Figure 31. Margin Technique.
The multilevel technique is available for selecting groups of elements that have some sort of hierarchical structure. The user can click either multiple times on text or adjacent to an element. With the first click, that text or element is selected. With each subsequent click, higher-level groups of adjacent elements are selected (see Figure 32). For example, a SELECT double-click (two clicks) would select a word, and subsequent clicks would select lines, paragraphs, sections, and so on. The user can combine this technique with the range techniques to select a hierarchical range of text or elements quickly. For example, in text SELECT double-press (two presses) and move would select a range of text one word at a time.
Figure 32. Multilevel Technique.
For more information, see the Margin Selection Techniques and Multilevel Selection Technique reference pages.
After an individual or group element has been identified for selection, a user can change the existing selection by either enlarging or shrinking the region of selected elements (see Figure 33). The adjustment technique involves using the ADJUST button, which the user can perform with Shift SELECT or TRANSFER. (Refer to Appendix B. "Keyboard Model and Key Bindings" for a description of mouse models.) There are two adjustment techniques, adjust click and adjust swipe. These have the same relationship as the range and area techniques described earlier.
Figure 33. Selection Adjustment.

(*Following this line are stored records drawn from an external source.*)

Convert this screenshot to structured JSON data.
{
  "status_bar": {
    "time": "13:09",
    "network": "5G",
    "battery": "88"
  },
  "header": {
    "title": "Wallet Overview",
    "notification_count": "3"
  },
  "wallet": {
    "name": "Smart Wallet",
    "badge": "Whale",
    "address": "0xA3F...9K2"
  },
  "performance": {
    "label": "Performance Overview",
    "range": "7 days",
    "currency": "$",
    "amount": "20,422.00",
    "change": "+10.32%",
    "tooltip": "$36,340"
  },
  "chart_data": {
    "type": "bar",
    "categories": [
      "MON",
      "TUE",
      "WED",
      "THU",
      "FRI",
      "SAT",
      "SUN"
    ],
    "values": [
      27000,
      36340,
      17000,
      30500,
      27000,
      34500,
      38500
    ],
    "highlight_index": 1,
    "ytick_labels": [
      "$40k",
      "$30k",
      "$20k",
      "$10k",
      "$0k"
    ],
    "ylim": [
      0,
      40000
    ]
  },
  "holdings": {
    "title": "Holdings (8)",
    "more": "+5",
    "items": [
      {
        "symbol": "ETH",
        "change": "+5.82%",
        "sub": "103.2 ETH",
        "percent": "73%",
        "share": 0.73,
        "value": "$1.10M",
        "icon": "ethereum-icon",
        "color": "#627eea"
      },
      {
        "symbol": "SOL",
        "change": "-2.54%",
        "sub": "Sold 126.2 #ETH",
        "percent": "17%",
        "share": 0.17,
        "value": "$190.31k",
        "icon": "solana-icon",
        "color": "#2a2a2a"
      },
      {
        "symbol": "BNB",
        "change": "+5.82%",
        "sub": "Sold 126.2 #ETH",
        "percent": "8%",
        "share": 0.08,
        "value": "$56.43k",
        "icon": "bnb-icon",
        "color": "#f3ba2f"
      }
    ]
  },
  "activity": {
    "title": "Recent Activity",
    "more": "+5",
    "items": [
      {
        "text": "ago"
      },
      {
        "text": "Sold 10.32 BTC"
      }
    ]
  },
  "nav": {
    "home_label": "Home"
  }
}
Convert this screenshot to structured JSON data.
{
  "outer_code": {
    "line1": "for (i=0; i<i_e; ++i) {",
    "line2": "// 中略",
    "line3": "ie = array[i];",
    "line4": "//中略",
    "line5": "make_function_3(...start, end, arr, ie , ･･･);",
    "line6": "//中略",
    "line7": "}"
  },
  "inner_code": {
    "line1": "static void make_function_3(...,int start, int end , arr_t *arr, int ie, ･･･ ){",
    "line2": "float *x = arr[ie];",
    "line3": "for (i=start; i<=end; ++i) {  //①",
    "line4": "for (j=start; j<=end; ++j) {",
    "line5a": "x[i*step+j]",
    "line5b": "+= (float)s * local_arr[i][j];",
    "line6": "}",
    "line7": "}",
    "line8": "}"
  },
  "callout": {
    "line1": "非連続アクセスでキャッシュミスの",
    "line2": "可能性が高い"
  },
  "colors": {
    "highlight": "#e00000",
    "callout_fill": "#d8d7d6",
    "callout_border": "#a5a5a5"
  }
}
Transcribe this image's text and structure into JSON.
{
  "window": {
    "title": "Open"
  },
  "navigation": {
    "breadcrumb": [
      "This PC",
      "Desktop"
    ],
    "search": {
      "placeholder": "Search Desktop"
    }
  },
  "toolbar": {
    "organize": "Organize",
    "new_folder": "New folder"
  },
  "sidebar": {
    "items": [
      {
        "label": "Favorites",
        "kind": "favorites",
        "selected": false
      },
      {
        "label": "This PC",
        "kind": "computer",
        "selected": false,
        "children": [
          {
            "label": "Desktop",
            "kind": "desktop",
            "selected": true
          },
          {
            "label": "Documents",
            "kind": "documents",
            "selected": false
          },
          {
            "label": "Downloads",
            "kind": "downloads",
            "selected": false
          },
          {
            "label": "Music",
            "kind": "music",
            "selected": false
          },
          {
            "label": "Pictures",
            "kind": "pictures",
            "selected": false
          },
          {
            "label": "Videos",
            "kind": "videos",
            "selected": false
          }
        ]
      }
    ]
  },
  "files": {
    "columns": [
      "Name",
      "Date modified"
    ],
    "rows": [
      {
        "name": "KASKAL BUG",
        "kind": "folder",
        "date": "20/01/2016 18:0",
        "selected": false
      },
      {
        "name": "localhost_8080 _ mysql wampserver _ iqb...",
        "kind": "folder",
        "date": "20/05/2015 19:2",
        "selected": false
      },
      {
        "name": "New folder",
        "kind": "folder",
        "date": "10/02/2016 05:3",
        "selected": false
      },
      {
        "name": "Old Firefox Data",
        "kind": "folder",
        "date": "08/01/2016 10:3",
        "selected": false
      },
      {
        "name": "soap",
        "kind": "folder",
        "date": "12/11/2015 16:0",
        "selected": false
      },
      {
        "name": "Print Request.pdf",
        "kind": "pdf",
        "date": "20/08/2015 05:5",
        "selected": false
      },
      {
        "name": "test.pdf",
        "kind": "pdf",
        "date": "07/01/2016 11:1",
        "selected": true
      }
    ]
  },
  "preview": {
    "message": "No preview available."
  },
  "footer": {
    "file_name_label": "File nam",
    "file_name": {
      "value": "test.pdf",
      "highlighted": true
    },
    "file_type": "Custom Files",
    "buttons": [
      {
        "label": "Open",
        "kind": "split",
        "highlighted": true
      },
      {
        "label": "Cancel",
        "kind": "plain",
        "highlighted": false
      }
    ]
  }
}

The adjust click technique either enlarges or reduces a range or area, depending on the location of the point relative to the selection. The user adjusts the selection by clicking the ADJUST button at the point where the user wants the selected range or area to be extended or reduced. The affected elements are then shown with or without emphasis, as relevant. For example, if a user has already selected an area of elements, then wants to reduce the number of selected elements, the user can click the ADJUST button on the point within the existing selection area. The elements still contained within the area remain unemphasized. However, the elements falling outside the new area are deemphasized. The range or area click techniques are the equivalent of initially using the point technique to select an element, then moving the mouse to another point and using the adjust click technique.
The effect an adjustment has on a selection depends on the various selection policies (in particular, the adjust policy) in effect. Refer to the Selection Policies reference page for a description of the various selection policies.
With the touch swipe technique in select mode, clicking the ADJUST button on a particular element adds the element to the selection.
For more information, see the Area Adjust Click Technique reference page.
The adjust swipe technique is similar to adjust click, except that after pressing the ADJUST button, the user can move the mouse to continue adjusting the selected region before releasing the button.
The user can also use the adjust swipe technique with advanced selection techniques. For example, after selecting some text, the user can double-press the ADJUST button or move to extend the selection one word at a time.
For more information, see the Area Adjust Swipe Technique reference page.